Most people I know are not too concerned with fashion. They tend to disassociate themselves from words such as “trendy” or “fashionista.” Very few students, understandably, spend a large quantity of time and money on their clothing; myself included. The horrible thing about fast fashion is that it touches everyone who wears clothes. Even if it’s just shirts purchased from your favorite band, it contributes to the problem.
Specifically, fast fashion as a term refers to the means used to produce our clothes. Before the 1990s, most clothing was made from cotton and natural fibers. Both designers and stores released collections according to the seasons. Over the past thirty years, in an effort to sell more and therefore make more money, companies have gone from producing clothing each season to each and every week.
Once a week, a huge amount of clothing is produced. This clothing is usually synthetic, so it takes a large amount of chemicals and energy to be produced. Polyester, nylon, rayon and other fibers are all plastics that create toxic emissions from their production. The fabrics must then be dyed with other toxic chemicals. Eventually, they are sewn together in wretched, old buildings that often kill the workers inside them. Workers do not even walk away with enough money to live. Of course, this industry takes place in poor countries that have no other economy besides the textile industry. Thus, they cannot make any demands from large corporations. As a result of this process, chemicals pollute the water and air that we all need to survive, on a weekly basis and on a massive scale.
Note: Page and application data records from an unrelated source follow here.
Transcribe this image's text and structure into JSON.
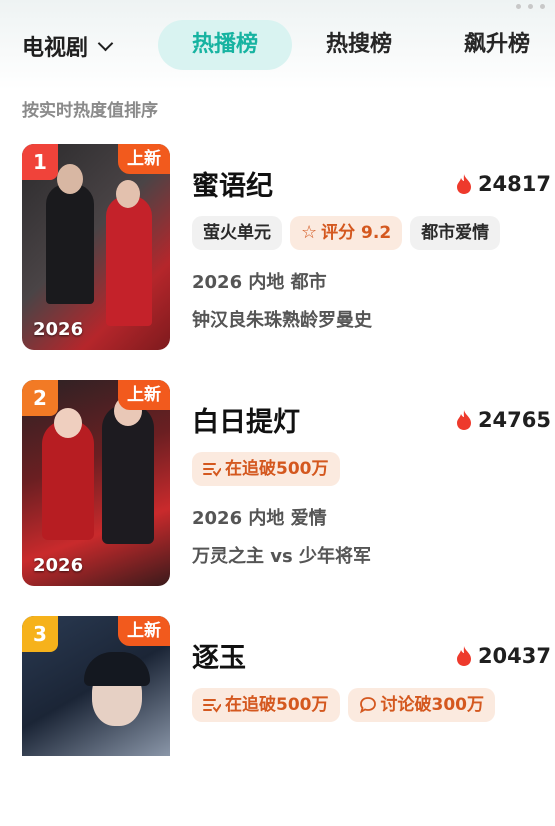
{
  "header": {
    "category": "电视剧",
    "tabs": [
      {
        "label": "热播榜",
        "active": true
      },
      {
        "label": "热搜榜",
        "active": false
      },
      {
        "label": "飙升榜",
        "active": false
      }
    ]
  },
  "subtitle": "按实时热度值排序",
  "items": [
    {
      "rank": "1",
      "new_label": "上新",
      "year": "2026",
      "title": "蜜语纪",
      "heat": "24817",
      "tag1": "萤火单元",
      "tag2": "评分 9.2",
      "tag3": "都市爱情",
      "meta": "2026 内地 都市",
      "tagline": "钟汉良朱珠熟龄罗曼史",
      "rank_color": "#f0433a"
    },
    {
      "rank": "2",
      "new_label": "上新",
      "year": "2026",
      "title": "白日提灯",
      "heat": "24765",
      "tag1": "在追破500万",
      "meta": "2026 内地 爱情",
      "tagline": "万灵之主 vs 少年将军",
      "rank_color": "#f27a25"
    },
    {
      "rank": "3",
      "new_label": "上新",
      "title": "逐玉",
      "heat": "20437",
      "tag1": "在追破500万",
      "tag2": "讨论破300万",
      "rank_color": "#f6b21b"
    }
  ],
  "colors": {
    "accent": "#17b3a1",
    "fire": "#ee3a2c",
    "tag_warm": "#d4581f"
  }
}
After the clothing is made, because there is such a large supply that is so cheaply made, you can walk into a department store and buy a new shirt on clearance for $3. Clothing prices, as the world’s resources continue to dwindle, are the one thing that has been going down, in spite of all other increasing costs. When someone buys a $3 shirt, it will probably rip after a couple of washings, or they’ll soon replace it with more cheap shirts. This is the point when clothing is discarded. People get rid of their clothing almost as quickly as they buy it.
After it is donated, fast fashion clothing will be sent to people in need. The tragedy in this is that the clothing is still made poorly, cheaply and cannot withstand the harsh environments poorer people live in. Third world countries to do not want your flimsy hand-me downs. Either way, the textile ends up in a landfill where it sits for hundreds of years. On a similar note, because fast fashion companies make more clothing than they can sell within a week, whatever sits on clearance is ultimately shredded and thrown out. It never gets worn and becomes a fraction of the tons and tons of textile waste America creates each year.
It sounds like a dire situation because it is.
To learn more about this issue please check out this article from Newsweek: http://www.newsweek.com/2016/09/09/old-clothes-fashion-waste-crisis-494824.html
If you adore Netflix, this documentary is best watched with a glass of wine: http://truecostmovie.com/